Problem to solve
Without altering a single word, repeat the records that follow.

Given data: Begin

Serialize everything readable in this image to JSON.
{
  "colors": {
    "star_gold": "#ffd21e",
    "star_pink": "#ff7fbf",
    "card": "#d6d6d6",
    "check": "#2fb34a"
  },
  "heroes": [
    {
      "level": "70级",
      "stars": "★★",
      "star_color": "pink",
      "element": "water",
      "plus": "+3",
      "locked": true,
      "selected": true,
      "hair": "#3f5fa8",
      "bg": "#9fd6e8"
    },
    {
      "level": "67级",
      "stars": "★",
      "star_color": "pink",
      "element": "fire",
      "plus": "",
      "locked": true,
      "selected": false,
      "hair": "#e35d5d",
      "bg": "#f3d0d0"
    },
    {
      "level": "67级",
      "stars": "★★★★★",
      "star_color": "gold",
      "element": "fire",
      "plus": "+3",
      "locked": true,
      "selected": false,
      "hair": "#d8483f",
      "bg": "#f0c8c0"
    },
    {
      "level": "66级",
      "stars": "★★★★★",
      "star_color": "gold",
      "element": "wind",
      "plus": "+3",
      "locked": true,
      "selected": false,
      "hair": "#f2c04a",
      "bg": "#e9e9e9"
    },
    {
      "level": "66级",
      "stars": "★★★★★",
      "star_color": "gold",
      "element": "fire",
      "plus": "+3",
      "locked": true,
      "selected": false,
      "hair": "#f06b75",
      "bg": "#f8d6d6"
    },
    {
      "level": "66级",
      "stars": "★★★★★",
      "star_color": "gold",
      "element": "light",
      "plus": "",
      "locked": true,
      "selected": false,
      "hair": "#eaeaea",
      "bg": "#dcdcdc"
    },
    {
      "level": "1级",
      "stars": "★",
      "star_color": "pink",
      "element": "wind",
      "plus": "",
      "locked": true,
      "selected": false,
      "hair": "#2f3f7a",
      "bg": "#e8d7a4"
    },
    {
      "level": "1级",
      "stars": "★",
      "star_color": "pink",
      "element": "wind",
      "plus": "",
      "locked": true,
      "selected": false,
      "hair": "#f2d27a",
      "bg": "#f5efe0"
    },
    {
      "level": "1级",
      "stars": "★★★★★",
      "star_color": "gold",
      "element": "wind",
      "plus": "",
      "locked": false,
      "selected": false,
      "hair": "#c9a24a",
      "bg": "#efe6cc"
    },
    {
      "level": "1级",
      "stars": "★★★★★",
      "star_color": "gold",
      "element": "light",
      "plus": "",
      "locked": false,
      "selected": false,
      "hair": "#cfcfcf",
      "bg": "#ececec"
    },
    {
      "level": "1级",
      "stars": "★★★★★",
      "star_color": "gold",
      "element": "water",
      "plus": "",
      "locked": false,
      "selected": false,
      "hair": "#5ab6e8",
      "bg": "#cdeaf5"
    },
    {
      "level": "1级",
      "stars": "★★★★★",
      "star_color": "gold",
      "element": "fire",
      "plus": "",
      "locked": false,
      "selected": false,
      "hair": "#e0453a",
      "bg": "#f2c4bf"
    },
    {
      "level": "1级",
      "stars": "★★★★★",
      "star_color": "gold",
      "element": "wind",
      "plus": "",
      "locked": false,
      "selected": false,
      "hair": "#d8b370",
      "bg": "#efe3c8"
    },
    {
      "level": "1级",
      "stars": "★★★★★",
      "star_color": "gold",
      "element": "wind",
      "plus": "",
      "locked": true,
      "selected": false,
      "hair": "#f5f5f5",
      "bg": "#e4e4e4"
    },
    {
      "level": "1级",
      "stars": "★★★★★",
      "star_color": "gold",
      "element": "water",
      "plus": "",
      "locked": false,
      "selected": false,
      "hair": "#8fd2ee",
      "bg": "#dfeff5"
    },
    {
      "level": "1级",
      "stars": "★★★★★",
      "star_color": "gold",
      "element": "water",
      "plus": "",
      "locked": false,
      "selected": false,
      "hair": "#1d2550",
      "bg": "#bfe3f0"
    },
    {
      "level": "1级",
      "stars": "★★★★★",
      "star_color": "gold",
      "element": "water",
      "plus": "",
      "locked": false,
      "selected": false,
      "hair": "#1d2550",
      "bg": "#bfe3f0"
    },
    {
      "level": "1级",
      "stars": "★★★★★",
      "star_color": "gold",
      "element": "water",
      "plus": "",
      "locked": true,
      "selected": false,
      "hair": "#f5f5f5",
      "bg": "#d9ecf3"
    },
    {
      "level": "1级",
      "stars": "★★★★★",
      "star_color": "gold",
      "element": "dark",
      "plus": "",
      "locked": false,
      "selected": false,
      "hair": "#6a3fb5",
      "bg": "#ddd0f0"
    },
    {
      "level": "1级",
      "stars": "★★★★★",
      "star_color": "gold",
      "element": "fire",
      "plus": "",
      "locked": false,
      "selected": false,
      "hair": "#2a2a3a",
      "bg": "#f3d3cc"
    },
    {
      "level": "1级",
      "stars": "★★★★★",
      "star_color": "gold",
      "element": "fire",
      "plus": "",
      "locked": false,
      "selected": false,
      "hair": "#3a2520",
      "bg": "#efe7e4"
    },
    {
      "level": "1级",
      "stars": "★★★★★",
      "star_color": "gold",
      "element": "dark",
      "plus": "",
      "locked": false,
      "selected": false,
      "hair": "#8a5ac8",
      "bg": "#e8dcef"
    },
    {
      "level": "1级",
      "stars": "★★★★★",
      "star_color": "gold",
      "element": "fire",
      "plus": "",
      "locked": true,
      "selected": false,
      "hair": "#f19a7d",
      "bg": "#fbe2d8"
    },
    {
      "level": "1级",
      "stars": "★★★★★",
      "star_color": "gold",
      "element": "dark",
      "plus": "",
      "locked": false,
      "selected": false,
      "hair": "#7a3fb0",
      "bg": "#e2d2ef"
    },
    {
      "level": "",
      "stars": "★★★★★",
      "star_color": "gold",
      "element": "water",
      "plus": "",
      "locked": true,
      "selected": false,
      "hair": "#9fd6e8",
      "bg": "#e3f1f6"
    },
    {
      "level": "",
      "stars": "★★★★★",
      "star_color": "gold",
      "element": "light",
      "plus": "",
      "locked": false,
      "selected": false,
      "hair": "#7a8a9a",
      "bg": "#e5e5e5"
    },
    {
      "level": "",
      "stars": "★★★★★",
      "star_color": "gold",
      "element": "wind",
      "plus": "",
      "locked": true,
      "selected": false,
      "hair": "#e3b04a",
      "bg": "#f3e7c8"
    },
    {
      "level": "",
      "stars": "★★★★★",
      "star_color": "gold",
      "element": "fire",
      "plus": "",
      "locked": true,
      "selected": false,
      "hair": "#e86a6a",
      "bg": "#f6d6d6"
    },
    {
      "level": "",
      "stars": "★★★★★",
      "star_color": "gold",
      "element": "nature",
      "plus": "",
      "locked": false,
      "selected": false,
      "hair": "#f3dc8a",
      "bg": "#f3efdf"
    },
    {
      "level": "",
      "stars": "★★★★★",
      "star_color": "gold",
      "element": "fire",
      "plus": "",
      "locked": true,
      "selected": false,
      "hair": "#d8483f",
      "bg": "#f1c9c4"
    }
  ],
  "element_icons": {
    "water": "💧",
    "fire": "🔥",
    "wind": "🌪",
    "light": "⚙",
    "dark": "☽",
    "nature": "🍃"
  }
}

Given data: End

Written reply
Serialize everything readable in this image to JSON.
{
  "colors": {
    "star_gold": "#ffd21e",
    "star_pink": "#ff7fbf",
    "card": "#d6d6d6",
    "check": "#2fb34a"
  },
  "heroes": [
    {
      "level": "70级",
      "stars": "★★",
      "star_color": "pink",
      "element": "water",
      "plus": "+3",
      "locked": true,
      "selected": true,
      "hair": "#3f5fa8",
      "bg": "#9fd6e8"
    },
    {
      "level": "67级",
      "stars": "★",
      "star_color": "pink",
      "element": "fire",
      "plus": "",
      "locked": true,
      "selected": false,
      "hair": "#e35d5d",
      "bg": "#f3d0d0"
    },
    {
      "level": "67级",
      "stars": "★★★★★",
      "star_color": "gold",
      "element": "fire",
      "plus": "+3",
      "locked": true,
      "selected": false,
      "hair": "#d8483f",
      "bg": "#f0c8c0"
    },
    {
      "level": "66级",
      "stars": "★★★★★",
      "star_color": "gold",
      "element": "wind",
      "plus": "+3",
      "locked": true,
      "selected": false,
      "hair": "#f2c04a",
      "bg": "#e9e9e9"
    },
    {
      "level": "66级",
      "stars": "★★★★★",
      "star_color": "gold",
      "element": "fire",
      "plus": "+3",
      "locked": true,
      "selected": false,
      "hair": "#f06b75",
      "bg": "#f8d6d6"
    },
    {
      "level": "66级",
      "stars": "★★★★★",
      "star_color": "gold",
      "element": "light",
      "plus": "",
      "locked": true,
      "selected": false,
      "hair": "#eaeaea",
      "bg": "#dcdcdc"
    },
    {
      "level": "1级",
      "stars": "★",
      "star_color": "pink",
      "element": "wind",
      "plus": "",
      "locked": true,
      "selected": false,
      "hair": "#2f3f7a",
      "bg": "#e8d7a4"
    },
    {
      "level": "1级",
      "stars": "★",
      "star_color": "pink",
      "element": "wind",
      "plus": "",
      "locked": true,
      "selected": false,
      "hair": "#f2d27a",
      "bg": "#f5efe0"
    },
    {
      "level": "1级",
      "stars": "★★★★★",
      "star_color": "gold",
      "element": "wind",
      "plus": "",
      "locked": false,
      "selected": false,
      "hair": "#c9a24a",
      "bg": "#efe6cc"
    },
    {
      "level": "1级",
      "stars": "★★★★★",
      "star_color": "gold",
      "element": "light",
      "plus": "",
      "locked": false,
      "selected": false,
      "hair": "#cfcfcf",
      "bg": "#ececec"
    },
    {
      "level": "1级",
      "stars": "★★★★★",
      "star_color": "gold",
      "element": "water",
      "plus": "",
      "locked": false,
      "selected": false,
      "hair": "#5ab6e8",
      "bg": "#cdeaf5"
    },
    {
      "level": "1级",
      "stars": "★★★★★",
      "star_color": "gold",
      "element": "fire",
      "plus": "",
      "locked": false,
      "selected": false,
      "hair": "#e0453a",
      "bg": "#f2c4bf"
    },
    {
      "level": "1级",
      "stars": "★★★★★",
      "star_color": "gold",
      "element": "wind",
      "plus": "",
      "locked": false,
      "selected": false,
      "hair": "#d8b370",
      "bg": "#efe3c8"
    },
    {
      "level": "1级",
      "stars": "★★★★★",
      "star_color": "gold",
      "element": "wind",
      "plus": "",
      "locked": true,
      "selected": false,
      "hair": "#f5f5f5",
      "bg": "#e4e4e4"
    },
    {
      "level": "1级",
      "stars": "★★★★★",
      "star_color": "gold",
      "element": "water",
      "plus": "",
      "locked": false,
      "selected": false,
      "hair": "#8fd2ee",
      "bg": "#dfeff5"
    },
    {
      "level": "1级",
      "stars": "★★★★★",
      "star_color": "gold",
      "element": "water",
      "plus": "",
      "locked": false,
      "selected": false,
      "hair": "#1d2550",
      "bg": "#bfe3f0"
    },
    {
      "level": "1级",
      "stars": "★★★★★",
      "star_color": "gold",
      "element": "water",
      "plus": "",
      "locked": false,
      "selected": false,
      "hair": "#1d2550",
      "bg": "#bfe3f0"
    },
    {
      "level": "1级",
      "stars": "★★★★★",
      "star_color": "gold",
      "element": "water",
      "plus": "",
      "locked": true,
      "selected": false,
      "hair": "#f5f5f5",
      "bg": "#d9ecf3"
    },
    {
      "level": "1级",
      "stars": "★★★★★",
      "star_color": "gold",
      "element": "dark",
      "plus": "",
      "locked": false,
      "selected": false,
      "hair": "#6a3fb5",
      "bg": "#ddd0f0"
    },
    {
      "level": "1级",
      "stars": "★★★★★",
      "star_color": "gold",
      "element": "fire",
      "plus": "",
      "locked": false,
      "selected": false,
      "hair": "#2a2a3a",
      "bg": "#f3d3cc"
    },
    {
      "level": "1级",
      "stars": "★★★★★",
      "star_color": "gold",
      "element": "fire",
      "plus": "",
      "locked": false,
      "selected": false,
      "hair": "#3a2520",
      "bg": "#efe7e4"
    },
    {
      "level": "1级",
      "stars": "★★★★★",
      "star_color": "gold",
      "element": "dark",
      "plus": "",
      "locked": false,
      "selected": false,
      "hair": "#8a5ac8",
      "bg": "#e8dcef"
    },
    {
      "level": "1级",
      "stars": "★★★★★",
      "star_color": "gold",
      "element": "fire",
      "plus": "",
      "locked": true,
      "selected": false,
      "hair": "#f19a7d",
      "bg": "#fbe2d8"
    },
    {
      "level": "1级",
      "stars": "★★★★★",
      "star_color": "gold",
      "element": "dark",
      "plus": "",
      "locked": false,
      "selected": false,
      "hair": "#7a3fb0",
      "bg": "#e2d2ef"
    },
    {
      "level": "",
      "stars": "★★★★★",
      "star_color": "gold",
      "element": "water",
      "plus": "",
      "locked": true,
      "selected": false,
      "hair": "#9fd6e8",
      "bg": "#e3f1f6"
    },
    {
      "level": "",
      "stars": "★★★★★",
      "star_color": "gold",
      "element": "light",
      "plus": "",
      "locked": false,
      "selected": false,
      "hair": "#7a8a9a",
      "bg": "#e5e5e5"
    },
    {
      "level": "",
      "stars": "★★★★★",
      "star_color": "gold",
      "element": "wind",
      "plus": "",
      "locked": true,
      "selected": false,
      "hair": "#e3b04a",
      "bg": "#f3e7c8"
    },
    {
      "level": "",
      "stars": "★★★★★",
      "star_color": "gold",
      "element": "fire",
      "plus": "",
      "locked": true,
      "selected": false,
      "hair": "#e86a6a",
      "bg": "#f6d6d6"
    },
    {
      "level": "",
      "stars": "★★★★★",
      "star_color": "gold",
      "element": "nature",
      "plus": "",
      "locked": false,
      "selected": false,
      "hair": "#f3dc8a",
      "bg": "#f3efdf"
    },
    {
      "level": "",
      "stars": "★★★★★",
      "star_color": "gold",
      "element": "fire",
      "plus": "",
      "locked": true,
      "selected": false,
      "hair": "#d8483f",
      "bg": "#f1c9c4"
    }
  ],
  "element_icons": {
    "water": "💧",
    "fire": "🔥",
    "wind": "🌪",
    "light": "⚙",
    "dark": "☽",
    "nature": "🍃"
  }
}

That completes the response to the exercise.